The answer seems to lie in the mushroom body, a higher brain region in flies that ‘reads’ the aversive input and balances it with a ‘reward’ input from dopaminergic neurons sensing other odours, emitted, in this case, by ‘good’ food sources. Such contextual modulation of behaviour has a relevance extending far beyond a humble fruitfly’s desire to find rotting fruit; it may yield insights into how mammalian brains make analogous decisions.
Taking a chance
Nicolás Fuenzalida-Uribe, a recent PhD graduate in Jorge Campusano’s lab at the Universidad Católica de Chile in Santiago, works on a twist to the Drosophila olfactory story: how ageing affects contextual modulation. During his PhD project, Fuenzalida-Uribe showed that older flies have an altered response to benzaldehyde, which like carbon dioxide, is another context-dependent feed-or-flee-stimulus. To dissect the physiology of this behaviour in more detail, he decided that he wanted to use calcium responsiveness, a proxy for neuronal activity, to see if Kenyon cells, the specialised olfactory neurons in mushroom bodies, change their neural activity in response to benzaldehyde as flies age.

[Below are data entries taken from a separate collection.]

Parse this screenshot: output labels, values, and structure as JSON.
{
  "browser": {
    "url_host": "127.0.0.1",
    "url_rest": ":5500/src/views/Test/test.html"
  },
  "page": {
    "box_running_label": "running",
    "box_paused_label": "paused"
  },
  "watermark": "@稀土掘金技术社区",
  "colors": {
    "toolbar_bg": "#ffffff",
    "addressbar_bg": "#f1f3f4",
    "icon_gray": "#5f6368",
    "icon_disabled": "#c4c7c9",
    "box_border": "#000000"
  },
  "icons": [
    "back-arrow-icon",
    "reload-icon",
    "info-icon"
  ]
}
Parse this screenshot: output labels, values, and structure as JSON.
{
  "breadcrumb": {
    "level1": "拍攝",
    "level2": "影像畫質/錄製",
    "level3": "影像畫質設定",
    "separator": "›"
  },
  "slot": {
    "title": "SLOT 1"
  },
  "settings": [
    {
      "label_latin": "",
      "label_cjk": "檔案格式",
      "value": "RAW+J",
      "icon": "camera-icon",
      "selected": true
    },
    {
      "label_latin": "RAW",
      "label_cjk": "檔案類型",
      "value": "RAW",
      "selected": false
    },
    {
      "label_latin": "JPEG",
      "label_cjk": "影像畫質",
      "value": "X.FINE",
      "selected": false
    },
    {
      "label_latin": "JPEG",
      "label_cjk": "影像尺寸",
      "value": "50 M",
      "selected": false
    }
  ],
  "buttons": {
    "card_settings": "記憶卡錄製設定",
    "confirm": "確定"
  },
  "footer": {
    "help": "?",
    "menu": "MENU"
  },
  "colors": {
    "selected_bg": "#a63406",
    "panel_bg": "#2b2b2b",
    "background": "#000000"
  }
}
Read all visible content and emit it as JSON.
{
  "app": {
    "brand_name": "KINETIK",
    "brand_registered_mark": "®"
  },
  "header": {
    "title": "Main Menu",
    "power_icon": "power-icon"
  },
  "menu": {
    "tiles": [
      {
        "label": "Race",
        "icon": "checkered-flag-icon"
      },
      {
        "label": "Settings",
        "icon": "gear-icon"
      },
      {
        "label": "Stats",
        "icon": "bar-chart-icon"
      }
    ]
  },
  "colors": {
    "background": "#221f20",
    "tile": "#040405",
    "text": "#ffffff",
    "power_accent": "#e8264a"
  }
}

Unfortunately, the very expensive two-photon microscope he needed to do this work wasn’t available in his home lab. Undeterred, Fuenzalida-Uribe did an internet search for groups with the right microscope together with expertise in Drosophila olfactory bulb imaging, and came up with Ilona Grunwald Kadow’s lab at the Technical University of Munich, Germany. He emailed her, and was delighted when she suggested he could come for a visit. As a source of funding, Grunwald Kadow suggested he applied for an EMBO Short-Term Fellowship, which he had not previously heard of.
The beginnings of a postdoctoral project?
Having arrived in Munich and settled in to the housing the Technical University provides for its temporary researchers, Fuenzalida-Uribe’s first task was to set up crosses of the flies he’d need, so that they’d be appropriately aged towards the end of his three-month visit. He was taught how to use the two-photon microscope by Siju Kunhi Purayil, a postdoc in the lab, and by the end of his time in Germany, had successfully shown age-dependent differences in calcium dynamics, which can potentially be used as physiological markers for the aging process. He now hopes to be able to return to Germany as a postdoc to continue the project.
In addition to working hard during his time in Munich, Fuenzalida-Uribe managed to do a bit of sightseeing: “The lab organised a trip to the oldest continuously working brewery in the world,” he says, “and they also helped me test some of the beer in Munich!” However, his favourite trip was to Prague: “I really like Franz Kafka, and one of my dreams has always been to visit the place he was from,” he says. “That was very special for me.”